The first month of session is behind us and there is still so much to do! We’re excited about the discussion and movement around provider directory transparency. If you’re interesting in receiving action alerts as important legislation moves through the legislative process and small advocacy actions you can take, join the Georgia Health Action Network(GHAN)!
To see a full list of bills we’re following, click here.
WHAT HAPPENED THIS WEEK
Improving Provider Directories
SB 302, the Improving Provider Directories Act, will be heard, and possibly voted on, in the Senate Insurance and Labor Committee this Thursday.
Please call or email the members of the committee to let them know that you support the Improving Provider Directories Act!
Sen. Charlie Bethel (Chairman) 404-651-7738
Sen. David Shafer (Vice Chairman) 404-656-0048
Sen. P.K. Martin (bill sponsor) 404-656-3933
Sen. Gail Davenport 404-463-5260
Sen. Marty Harbin 404-656-0078
Sen. Ed Harbison 404-656-0074
Sen. Burt Jones 404-656-0082
Sen. Joshua McKoon 404-463-3931
Sen. Renee Unterman (bill co-sponsor)
Sen. Larry Walker 404-656-0081
GHF supports updating Georgia’s network adequacy standards. We don’t expect to see legislation this year, but there are conversations happening in both chambers and in both parties. GHF will be advocating for a study committee to meet during 2016 so that the legislature will have enough information during the 2017 legislative session to debate the best standards for Georgia. To read more about network adequacy and why it matters to Georgia, check out our new policy brief.
Surprise Out-Of-Network Billing
In both the House and Senate we are still hearing strong interest in addressing surprise out-of-network billing. It is probable that we will soon see a bill that adresses this issue and we will keep you updated on any such developments.
Closing Georgia’s Coverage Gap
Rep. Stacey Abrams has sponsored HB 823, the Expand Medicaid Now Act. While we don’t expect this legislation to receive a hearing this year, it is sparking important conversations about the coverage gap in Georgia. Read more here.

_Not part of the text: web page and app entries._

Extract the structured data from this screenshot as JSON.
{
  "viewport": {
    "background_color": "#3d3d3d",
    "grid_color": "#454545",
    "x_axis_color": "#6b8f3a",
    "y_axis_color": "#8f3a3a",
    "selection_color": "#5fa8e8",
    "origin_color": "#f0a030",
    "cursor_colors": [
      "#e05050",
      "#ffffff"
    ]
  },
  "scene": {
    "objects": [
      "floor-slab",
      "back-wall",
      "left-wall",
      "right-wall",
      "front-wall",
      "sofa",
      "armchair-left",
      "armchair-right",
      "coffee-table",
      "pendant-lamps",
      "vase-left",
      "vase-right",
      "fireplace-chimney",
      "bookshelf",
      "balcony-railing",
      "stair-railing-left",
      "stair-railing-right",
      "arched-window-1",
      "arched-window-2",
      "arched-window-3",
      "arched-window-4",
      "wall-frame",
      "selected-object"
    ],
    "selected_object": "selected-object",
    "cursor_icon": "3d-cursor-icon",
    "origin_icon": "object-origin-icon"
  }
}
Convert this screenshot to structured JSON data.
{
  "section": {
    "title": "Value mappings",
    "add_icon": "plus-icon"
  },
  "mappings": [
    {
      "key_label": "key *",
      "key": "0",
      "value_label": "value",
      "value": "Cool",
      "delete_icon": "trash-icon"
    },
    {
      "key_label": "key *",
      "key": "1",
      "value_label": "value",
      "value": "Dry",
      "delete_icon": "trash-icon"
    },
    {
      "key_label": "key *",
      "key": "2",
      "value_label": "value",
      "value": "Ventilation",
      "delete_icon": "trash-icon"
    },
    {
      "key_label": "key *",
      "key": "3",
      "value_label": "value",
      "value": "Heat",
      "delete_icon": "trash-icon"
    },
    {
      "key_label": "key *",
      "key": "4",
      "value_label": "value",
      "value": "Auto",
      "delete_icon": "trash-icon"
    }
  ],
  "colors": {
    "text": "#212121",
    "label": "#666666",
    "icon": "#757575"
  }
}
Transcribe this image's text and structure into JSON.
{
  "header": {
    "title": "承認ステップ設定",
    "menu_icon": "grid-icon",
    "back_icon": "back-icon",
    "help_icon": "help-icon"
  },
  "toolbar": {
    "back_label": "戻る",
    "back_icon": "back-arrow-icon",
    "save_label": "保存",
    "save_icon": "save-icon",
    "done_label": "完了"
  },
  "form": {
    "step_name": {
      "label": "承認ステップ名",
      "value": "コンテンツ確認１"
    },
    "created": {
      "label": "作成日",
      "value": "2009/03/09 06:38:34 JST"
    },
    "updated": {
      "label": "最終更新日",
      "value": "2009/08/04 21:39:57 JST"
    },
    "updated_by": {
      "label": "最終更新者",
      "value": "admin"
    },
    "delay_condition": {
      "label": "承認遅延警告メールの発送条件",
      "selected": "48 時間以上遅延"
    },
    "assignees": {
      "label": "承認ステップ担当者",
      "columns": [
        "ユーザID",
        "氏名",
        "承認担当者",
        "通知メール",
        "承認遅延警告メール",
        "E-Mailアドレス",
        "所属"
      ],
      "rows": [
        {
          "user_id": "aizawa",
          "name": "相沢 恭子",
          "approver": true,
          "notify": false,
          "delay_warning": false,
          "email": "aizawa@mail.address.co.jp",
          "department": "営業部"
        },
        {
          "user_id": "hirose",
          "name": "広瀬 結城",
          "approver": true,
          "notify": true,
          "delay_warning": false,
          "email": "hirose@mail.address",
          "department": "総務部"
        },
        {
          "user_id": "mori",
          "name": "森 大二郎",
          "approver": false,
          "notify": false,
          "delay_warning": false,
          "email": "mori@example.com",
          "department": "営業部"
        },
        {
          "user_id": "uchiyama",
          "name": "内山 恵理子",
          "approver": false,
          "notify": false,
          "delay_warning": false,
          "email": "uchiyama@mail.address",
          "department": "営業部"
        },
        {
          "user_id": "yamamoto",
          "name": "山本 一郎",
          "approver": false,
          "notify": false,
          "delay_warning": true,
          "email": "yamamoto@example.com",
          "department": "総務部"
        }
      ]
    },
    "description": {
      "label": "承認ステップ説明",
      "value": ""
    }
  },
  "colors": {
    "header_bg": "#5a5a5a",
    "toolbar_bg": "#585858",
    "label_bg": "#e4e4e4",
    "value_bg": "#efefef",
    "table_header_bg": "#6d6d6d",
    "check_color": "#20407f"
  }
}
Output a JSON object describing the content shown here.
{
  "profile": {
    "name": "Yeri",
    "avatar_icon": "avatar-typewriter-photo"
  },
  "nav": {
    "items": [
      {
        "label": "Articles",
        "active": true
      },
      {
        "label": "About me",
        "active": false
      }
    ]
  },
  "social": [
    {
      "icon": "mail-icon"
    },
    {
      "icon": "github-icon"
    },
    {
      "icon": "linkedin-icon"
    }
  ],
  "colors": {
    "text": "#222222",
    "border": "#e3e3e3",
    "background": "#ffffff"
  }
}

This week we are highlighting in our Consumer Health Advocacy Today video series a conversation with Representative Debbie Buckner on her health priorities for the 2016 legislative session.